Haskell what is really growing on me is the type system.So many of the bugs i see in other languages are due to the wrong type showing up somewhere.In haskell that is almost imposible.Also the idea of a lazy language just has some cool things fall out of it.For example you can create infinite data structures in haskell and then only create the part that you need.
Functional programming makes things a lot easier.In oop languages, you have to deal with managing state across multiple threads without ruining that state.In functional languages, when the majority of the work Cheap Lacoste Shoes UK being done is being done by pure functions, you don't have to worry about it.
In terms of speed/performance, i'm not a real performance jockey, but being functional doesn't mean being slow, and The structure of functional languages has little to do with Their speed.The syntax of functional languages vary greatly such as The differences between clojure and haskell.Clojure is very fast as-Is, and can reach(And sometimes exceed)The speeds of java with after-The-Fact optimization.
So it all really depends what you Cheap Lacoste Polo Shirt are looking for
The biggest plus of learning a functional language before learning an oop lang is that your programming skills get developed firstAndthen you can easily grasp the oop concepts.If you direclty start with an oop language you will have to learn two things simultaenously: "To think about the code"And"To think about the ood".It can get distracting. First practice with a functional languageAnddevelop your programming skills. Then learn OOPAndother paradigms.Since oop was desinged to make up for the shortfalls in structural programming it will be easier to understand why. That is the reason CS courses start with CAndthen go on to C++.
Perhaps the most important reason to consider learning functional programming languages is the understanding of algebraic data-Types.The mental mapping will help in modelling oo class relations and even database design.
The focus on multi-Core/multi-Processor systems stress the use of parallel algorithms which can be expressed clearer and more concisely in fp.The lambda branch of languages will likely see a strong increase in use in the next one to two decades.
But there are also some common pitfalls.To believe fp is simpler is a big mistake, since calculating the space and time complexity as well as delivering proofs of halting can be much more challenging in lambda calculus, especially in languages which support lazy evaluation.
So, learn both!Or perhaps better:First learn a language which embraces both, such as scala.If you don't mind tie-Die t-Shirts and a slight dutch accent, perhaps you'll find the Lacoste Women Long-Sz fp lectures by dr.Erik meijer useful, which are on msdn.
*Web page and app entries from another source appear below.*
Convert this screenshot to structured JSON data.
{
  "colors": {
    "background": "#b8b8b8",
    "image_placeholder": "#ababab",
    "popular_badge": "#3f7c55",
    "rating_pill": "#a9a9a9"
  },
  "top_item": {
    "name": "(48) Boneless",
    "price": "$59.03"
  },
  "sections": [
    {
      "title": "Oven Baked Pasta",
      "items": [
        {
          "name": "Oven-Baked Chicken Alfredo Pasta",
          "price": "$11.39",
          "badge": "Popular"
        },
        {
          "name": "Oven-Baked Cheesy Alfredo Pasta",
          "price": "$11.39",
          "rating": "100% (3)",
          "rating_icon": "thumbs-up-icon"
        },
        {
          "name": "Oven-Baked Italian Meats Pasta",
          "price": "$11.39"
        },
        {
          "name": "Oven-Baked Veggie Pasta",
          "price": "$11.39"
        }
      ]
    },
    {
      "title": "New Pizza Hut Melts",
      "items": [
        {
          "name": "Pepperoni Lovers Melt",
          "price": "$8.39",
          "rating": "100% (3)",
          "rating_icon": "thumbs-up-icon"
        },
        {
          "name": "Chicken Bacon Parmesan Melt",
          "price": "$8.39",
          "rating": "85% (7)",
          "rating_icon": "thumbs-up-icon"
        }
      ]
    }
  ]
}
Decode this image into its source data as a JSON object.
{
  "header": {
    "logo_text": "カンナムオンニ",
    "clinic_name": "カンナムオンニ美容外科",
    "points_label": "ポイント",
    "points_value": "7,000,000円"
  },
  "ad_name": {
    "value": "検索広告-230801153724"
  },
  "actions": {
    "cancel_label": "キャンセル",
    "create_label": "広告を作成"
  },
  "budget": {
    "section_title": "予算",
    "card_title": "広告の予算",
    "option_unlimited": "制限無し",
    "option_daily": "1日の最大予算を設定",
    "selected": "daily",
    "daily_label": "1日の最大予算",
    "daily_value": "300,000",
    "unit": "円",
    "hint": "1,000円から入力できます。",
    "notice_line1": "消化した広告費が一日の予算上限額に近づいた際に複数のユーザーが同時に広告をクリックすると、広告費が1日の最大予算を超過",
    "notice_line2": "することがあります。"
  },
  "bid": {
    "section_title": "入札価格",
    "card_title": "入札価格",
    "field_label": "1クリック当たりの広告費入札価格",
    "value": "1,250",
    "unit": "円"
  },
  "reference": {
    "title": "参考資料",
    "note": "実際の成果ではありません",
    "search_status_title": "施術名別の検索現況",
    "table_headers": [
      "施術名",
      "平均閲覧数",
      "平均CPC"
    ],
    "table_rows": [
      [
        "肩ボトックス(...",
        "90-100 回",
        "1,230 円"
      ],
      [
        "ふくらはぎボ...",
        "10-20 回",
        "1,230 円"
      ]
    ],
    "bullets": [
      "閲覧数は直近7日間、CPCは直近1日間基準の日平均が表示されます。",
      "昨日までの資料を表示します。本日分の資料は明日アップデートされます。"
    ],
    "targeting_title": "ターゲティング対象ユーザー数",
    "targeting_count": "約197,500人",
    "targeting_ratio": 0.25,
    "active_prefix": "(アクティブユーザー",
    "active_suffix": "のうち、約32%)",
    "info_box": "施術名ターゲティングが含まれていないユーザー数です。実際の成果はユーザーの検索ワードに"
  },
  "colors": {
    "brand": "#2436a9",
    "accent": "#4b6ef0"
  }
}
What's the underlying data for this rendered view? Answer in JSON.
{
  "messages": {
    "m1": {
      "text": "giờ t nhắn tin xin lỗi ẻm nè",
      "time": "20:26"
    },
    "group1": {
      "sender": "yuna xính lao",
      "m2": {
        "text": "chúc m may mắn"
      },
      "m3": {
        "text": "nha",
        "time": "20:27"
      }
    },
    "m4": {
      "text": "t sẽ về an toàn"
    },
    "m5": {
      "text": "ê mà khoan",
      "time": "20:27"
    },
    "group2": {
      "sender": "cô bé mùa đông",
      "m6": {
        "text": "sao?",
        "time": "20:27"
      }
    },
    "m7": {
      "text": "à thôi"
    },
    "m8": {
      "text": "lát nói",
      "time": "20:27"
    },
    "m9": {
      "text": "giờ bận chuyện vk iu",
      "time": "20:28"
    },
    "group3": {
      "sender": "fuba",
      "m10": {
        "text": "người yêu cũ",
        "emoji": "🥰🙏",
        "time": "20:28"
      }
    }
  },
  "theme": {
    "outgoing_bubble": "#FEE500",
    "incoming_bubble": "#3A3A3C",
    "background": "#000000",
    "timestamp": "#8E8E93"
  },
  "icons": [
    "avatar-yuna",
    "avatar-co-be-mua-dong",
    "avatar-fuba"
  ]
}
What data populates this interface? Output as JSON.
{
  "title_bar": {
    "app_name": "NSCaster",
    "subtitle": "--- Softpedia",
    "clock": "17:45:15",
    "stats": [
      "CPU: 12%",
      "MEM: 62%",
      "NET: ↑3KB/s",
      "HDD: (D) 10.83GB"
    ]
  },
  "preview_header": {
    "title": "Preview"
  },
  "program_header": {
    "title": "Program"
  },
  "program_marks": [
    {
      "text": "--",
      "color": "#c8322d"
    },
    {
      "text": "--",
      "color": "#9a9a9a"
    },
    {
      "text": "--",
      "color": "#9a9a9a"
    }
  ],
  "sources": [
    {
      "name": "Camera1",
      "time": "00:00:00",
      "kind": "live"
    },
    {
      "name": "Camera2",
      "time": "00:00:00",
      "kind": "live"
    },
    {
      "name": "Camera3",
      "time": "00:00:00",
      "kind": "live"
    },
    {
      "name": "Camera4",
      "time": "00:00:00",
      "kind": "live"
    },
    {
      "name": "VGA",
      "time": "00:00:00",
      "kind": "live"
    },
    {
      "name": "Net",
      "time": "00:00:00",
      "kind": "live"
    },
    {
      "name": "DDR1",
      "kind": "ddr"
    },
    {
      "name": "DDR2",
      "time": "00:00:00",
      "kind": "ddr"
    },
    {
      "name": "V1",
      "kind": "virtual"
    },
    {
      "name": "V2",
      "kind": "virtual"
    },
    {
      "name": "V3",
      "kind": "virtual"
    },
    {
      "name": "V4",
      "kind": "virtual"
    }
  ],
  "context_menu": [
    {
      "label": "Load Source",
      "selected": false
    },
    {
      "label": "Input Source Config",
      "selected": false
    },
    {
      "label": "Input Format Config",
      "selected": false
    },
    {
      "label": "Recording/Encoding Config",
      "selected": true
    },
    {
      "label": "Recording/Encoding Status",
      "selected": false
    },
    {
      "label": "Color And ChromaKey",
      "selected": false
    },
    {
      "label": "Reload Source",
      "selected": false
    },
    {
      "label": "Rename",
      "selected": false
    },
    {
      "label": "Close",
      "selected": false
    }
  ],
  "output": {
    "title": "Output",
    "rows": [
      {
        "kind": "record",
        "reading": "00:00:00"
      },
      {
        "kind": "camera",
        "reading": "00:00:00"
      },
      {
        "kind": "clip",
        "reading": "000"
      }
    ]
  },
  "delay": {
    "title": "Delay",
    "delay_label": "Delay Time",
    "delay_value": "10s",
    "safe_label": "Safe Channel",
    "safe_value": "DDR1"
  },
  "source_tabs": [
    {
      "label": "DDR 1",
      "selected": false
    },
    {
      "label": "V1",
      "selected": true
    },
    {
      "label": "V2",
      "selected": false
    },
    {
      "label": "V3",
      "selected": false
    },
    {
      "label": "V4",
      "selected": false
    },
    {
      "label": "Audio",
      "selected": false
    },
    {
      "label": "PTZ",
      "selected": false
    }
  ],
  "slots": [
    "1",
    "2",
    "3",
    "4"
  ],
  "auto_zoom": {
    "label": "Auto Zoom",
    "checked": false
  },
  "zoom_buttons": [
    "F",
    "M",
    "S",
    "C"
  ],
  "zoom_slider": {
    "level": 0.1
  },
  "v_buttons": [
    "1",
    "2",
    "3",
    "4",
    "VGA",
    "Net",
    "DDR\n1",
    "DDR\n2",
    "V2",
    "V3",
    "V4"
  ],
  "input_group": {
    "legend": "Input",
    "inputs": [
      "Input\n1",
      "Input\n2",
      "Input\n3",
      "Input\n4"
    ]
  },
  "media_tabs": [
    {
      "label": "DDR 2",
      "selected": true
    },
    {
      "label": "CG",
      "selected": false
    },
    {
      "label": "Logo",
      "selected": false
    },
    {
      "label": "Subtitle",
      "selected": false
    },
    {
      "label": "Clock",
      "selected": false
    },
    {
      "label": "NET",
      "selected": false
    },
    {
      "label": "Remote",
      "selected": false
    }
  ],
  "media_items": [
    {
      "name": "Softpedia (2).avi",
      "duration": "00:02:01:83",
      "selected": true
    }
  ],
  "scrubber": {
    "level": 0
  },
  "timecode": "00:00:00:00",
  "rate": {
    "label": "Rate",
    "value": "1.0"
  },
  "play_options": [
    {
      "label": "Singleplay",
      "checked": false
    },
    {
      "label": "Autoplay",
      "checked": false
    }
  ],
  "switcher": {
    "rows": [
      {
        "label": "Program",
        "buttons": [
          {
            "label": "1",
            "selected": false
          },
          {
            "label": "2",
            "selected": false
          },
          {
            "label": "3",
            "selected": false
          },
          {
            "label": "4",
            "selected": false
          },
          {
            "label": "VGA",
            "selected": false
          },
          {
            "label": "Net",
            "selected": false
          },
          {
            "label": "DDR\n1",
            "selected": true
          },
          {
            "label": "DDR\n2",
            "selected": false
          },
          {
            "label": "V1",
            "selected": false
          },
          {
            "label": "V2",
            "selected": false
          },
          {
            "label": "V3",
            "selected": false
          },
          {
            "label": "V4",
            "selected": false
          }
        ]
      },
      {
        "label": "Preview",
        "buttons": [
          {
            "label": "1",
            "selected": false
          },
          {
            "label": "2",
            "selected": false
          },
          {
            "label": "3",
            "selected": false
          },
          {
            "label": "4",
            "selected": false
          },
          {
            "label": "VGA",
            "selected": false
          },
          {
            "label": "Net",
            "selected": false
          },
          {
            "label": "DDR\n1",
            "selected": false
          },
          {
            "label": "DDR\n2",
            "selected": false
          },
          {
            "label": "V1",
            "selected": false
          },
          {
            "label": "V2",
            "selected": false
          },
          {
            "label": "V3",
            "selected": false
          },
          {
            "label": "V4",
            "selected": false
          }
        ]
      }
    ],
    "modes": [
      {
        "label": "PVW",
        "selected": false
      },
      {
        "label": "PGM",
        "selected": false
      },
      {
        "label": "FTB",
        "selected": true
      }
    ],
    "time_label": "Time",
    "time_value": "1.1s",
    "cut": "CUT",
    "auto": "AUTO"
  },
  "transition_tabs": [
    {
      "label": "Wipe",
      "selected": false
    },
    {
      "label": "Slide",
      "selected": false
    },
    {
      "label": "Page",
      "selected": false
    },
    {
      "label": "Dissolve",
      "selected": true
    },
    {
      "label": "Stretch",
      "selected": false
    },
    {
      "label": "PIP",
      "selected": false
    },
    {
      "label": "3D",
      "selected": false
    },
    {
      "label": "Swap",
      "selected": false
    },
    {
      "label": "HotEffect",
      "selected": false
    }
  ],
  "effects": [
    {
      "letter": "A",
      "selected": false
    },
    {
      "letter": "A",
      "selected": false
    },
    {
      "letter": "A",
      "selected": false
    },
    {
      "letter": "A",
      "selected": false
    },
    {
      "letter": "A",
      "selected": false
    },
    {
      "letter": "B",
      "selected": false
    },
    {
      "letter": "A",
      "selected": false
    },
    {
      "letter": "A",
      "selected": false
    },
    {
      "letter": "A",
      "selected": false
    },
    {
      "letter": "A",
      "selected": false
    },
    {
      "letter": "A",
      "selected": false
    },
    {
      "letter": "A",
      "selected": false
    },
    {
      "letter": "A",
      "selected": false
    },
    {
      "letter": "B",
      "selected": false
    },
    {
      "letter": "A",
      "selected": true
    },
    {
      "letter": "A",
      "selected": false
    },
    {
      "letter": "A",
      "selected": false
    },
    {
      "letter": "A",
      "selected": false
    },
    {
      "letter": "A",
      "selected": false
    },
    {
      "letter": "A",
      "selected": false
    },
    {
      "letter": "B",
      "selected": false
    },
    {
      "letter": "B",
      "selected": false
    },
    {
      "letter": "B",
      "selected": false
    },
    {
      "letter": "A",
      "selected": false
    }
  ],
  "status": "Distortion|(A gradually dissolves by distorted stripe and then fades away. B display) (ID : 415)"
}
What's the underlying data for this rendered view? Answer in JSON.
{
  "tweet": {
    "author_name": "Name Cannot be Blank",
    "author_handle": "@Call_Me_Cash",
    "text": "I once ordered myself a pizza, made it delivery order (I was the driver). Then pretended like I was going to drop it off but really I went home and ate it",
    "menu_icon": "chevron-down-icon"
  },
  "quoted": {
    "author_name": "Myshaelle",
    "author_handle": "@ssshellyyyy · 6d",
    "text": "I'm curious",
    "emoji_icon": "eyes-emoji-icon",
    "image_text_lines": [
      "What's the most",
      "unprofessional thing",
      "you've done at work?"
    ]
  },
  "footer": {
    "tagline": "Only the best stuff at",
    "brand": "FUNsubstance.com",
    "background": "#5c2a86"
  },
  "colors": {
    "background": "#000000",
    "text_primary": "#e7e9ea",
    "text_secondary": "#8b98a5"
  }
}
The first, and obvious one is the classic structure and interpretation of computer programs, by abelson and sussman, which remains one of the best introductions to cs out there, and is taught from a functional perspective, using scheme.It's available in full online.If you don't start here, you should get here as some point.
A more recent text covering most of the same ground at a gentler pace, and with a stronger focus on software engineering is how to design programs, by matthew felleisen and a bunch of others from the racket/plt team, which uses the racket dialect of scheme.It's also available online, as is the in-Progress second edition.This book has the advantage that it's designed to be used with the drracket programming environment, which provides a very friendly interface for beginner and expert alike to experiment with code.
On the question of why start with functional programming, i'd like to point at bob harper's blog.Carnegie mellon has recently retooled their cs curriculum to teach functional programming first, and harper has been covering their progress blow-By-Blow on his blog.As one of the guys behind the definition of standard ml, it's obvious that he's for this move, and he argues the reasons for it well.
Finally, i'd caution against learning haskell first, though others may disagree.While haskell's pure approach to fp will certainly breed good habits, the language's focus on lazy computation Outlet isn't necessarily a good match for the beginner;One of the first, and most important things you will need to learn to do as a programmer is to reason about exactly what your program is doing by looking at the source, and about the relative cost of different approaches to the same problem.I'ts my experience that haskell's laziness makes both of these activities somewhat of a challenge for even experienced programmers, though your mileage may vary.